Why is it so hard to pick a colour. I am asked this all the time.
When it comes to colour and design I probably have 10,000 hours of practice and that, according to Malcolm Gladwell, makes me an expert. But that doesn’t mean that picking a colour is ever a simple process. Why? Because often we are not in control of how we see colour unless we have lots of practice and have become aware of Metamerism …..even then it is hard. Our brains are hardwired to make colour a constant, what we see is often not what we are actually seeing, but what our brains HAVE DECIDED WE SHOULD BE SEEING. The brain likes to keep a green apple ….. ? green. The camera, on the other hand, usually does not lie. It simply reproduces what it sees. Although, technology is trying to create software so cameras will make those adjustments……. Confused yet?
The thing is, the minute before I took the second picture, the apple looked as green as in the first picture. My brain had made adjustments, the camera revealed the actual truth.
How many times have you clicked a photograph indoors thinking it looked pretty good only to see it in the playback as dark, colours dull and skin tones pale. A blah picture.
LIGHT is a constant challenge to choosing colours and is the leading factor in why we so often get it wrong. The brain is programmed to constantly adjust our perception of colour so that colours look the same and are always constant. But they are not. Light makes choosing colour complicated.
So add light to the second problem. We fall in love with a colour at the paint store on tiny little colour chips. We bring the chips home and tape them to the wall in the chosen room. We may even ask several peoples’ opinion. The light is reacting to ink not paint and it overwhelms the paint chip. Personally the thought of an inexperienced homeowner trying to choose a colour that way ….. worries me.
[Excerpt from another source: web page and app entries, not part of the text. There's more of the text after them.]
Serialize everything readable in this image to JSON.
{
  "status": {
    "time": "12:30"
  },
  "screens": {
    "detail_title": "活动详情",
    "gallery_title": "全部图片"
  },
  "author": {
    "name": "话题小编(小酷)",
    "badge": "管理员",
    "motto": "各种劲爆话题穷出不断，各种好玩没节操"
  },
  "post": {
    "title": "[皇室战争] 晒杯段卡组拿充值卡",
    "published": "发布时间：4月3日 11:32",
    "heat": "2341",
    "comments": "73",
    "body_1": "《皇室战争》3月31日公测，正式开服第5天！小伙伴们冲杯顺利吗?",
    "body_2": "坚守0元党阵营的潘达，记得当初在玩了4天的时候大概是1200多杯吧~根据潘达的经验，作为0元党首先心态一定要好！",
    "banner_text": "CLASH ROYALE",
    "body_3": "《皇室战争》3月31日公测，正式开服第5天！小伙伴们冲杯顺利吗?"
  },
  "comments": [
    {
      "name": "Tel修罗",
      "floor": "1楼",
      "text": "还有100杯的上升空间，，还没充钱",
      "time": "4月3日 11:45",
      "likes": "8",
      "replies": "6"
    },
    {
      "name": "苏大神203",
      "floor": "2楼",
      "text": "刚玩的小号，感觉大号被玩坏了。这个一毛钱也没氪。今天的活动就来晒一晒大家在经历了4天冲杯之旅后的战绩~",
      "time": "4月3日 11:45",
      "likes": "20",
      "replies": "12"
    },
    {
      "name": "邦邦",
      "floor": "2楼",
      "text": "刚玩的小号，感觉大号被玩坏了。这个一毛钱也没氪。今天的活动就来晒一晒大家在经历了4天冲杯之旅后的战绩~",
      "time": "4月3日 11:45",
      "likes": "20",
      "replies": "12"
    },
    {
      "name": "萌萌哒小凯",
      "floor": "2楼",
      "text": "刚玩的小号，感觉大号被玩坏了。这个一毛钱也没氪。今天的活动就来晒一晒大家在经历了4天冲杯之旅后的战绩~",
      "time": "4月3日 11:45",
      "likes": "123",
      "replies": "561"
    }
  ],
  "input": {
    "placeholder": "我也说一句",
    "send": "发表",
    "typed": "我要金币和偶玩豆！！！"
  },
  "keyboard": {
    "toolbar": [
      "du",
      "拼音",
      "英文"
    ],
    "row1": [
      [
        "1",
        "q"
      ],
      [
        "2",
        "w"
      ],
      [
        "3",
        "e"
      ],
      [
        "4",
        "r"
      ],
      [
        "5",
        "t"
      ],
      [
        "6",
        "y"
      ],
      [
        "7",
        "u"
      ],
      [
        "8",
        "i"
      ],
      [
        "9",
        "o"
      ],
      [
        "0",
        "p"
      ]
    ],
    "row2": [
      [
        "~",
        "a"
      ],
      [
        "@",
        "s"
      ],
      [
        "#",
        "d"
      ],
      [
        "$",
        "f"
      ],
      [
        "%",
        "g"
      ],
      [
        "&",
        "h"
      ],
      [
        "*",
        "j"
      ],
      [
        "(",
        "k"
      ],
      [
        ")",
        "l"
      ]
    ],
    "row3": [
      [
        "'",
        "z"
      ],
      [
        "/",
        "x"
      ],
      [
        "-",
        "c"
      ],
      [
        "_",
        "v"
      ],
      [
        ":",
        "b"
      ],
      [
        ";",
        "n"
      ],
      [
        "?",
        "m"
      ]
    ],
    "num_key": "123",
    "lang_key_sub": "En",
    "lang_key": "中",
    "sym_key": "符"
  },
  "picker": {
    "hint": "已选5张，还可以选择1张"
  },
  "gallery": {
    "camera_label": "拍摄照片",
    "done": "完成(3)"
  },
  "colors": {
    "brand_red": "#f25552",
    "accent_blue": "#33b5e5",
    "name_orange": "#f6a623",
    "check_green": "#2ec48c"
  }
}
I will only choose a colour from a fan deck if I absolutely MUST. But years of experience have taught me which colours I can confidently choose and how light affects them. This is when my 10,0000 hours comes in handy! But in the best situation I want my 2″ x 1′ hand painted colour chips to help me make the right colour choice. I want to see my very large painted sample on several walls because the colour on the wall where the window is …….. will be different from the wall with no window.
These are my large hand painted colour chips that I use. Same colours as above but in actual paint. Surprising huh?
To further complicate things ……. there are not just two factors that make choosing colours hard. I also know from experience that other factors will influence the colour I am seeing. The time of day, the colour behind the chip, the size of the chip, whether it is cloudy or sunny, night or day, winter or summer, from which direction the light is coming from. I know that if the client uses hallogen, or energy savers or incandescent , or LED Light sources, each one will have a different effect. I know that man made or natural flooring can make my wall colour seem muddy or clean depending on the undertones in the floor or stain. The undertones of a neutral carpet colour can change the colours on your wall. And undertones are a whole other conversation! And then our brains are there to add to the confusion.
So whats a homeowner to do.
Well reading this web site will certainly help, but hiring someone to help you choose your colours is probably wise. In the long run it will save you a lot of frustration and money.
If you look at this picture I found on Pinterest you will see a white room with yellow in the book cases. But is there any yellow in the book cases or is it the light playing tricks? When you look at the picture the bookcases on the far side look white (or perhaps a little green?) behind the glass doors. But then the bookcases closest to you, in the picture, look yellow. So what colour is that room? Hard to tell?
You need to ask an expert! 🙂
Love where you live, choose the right colour. I can do consults in person or online
Call me 416-577-4944 or email me roz@romorgan design.com.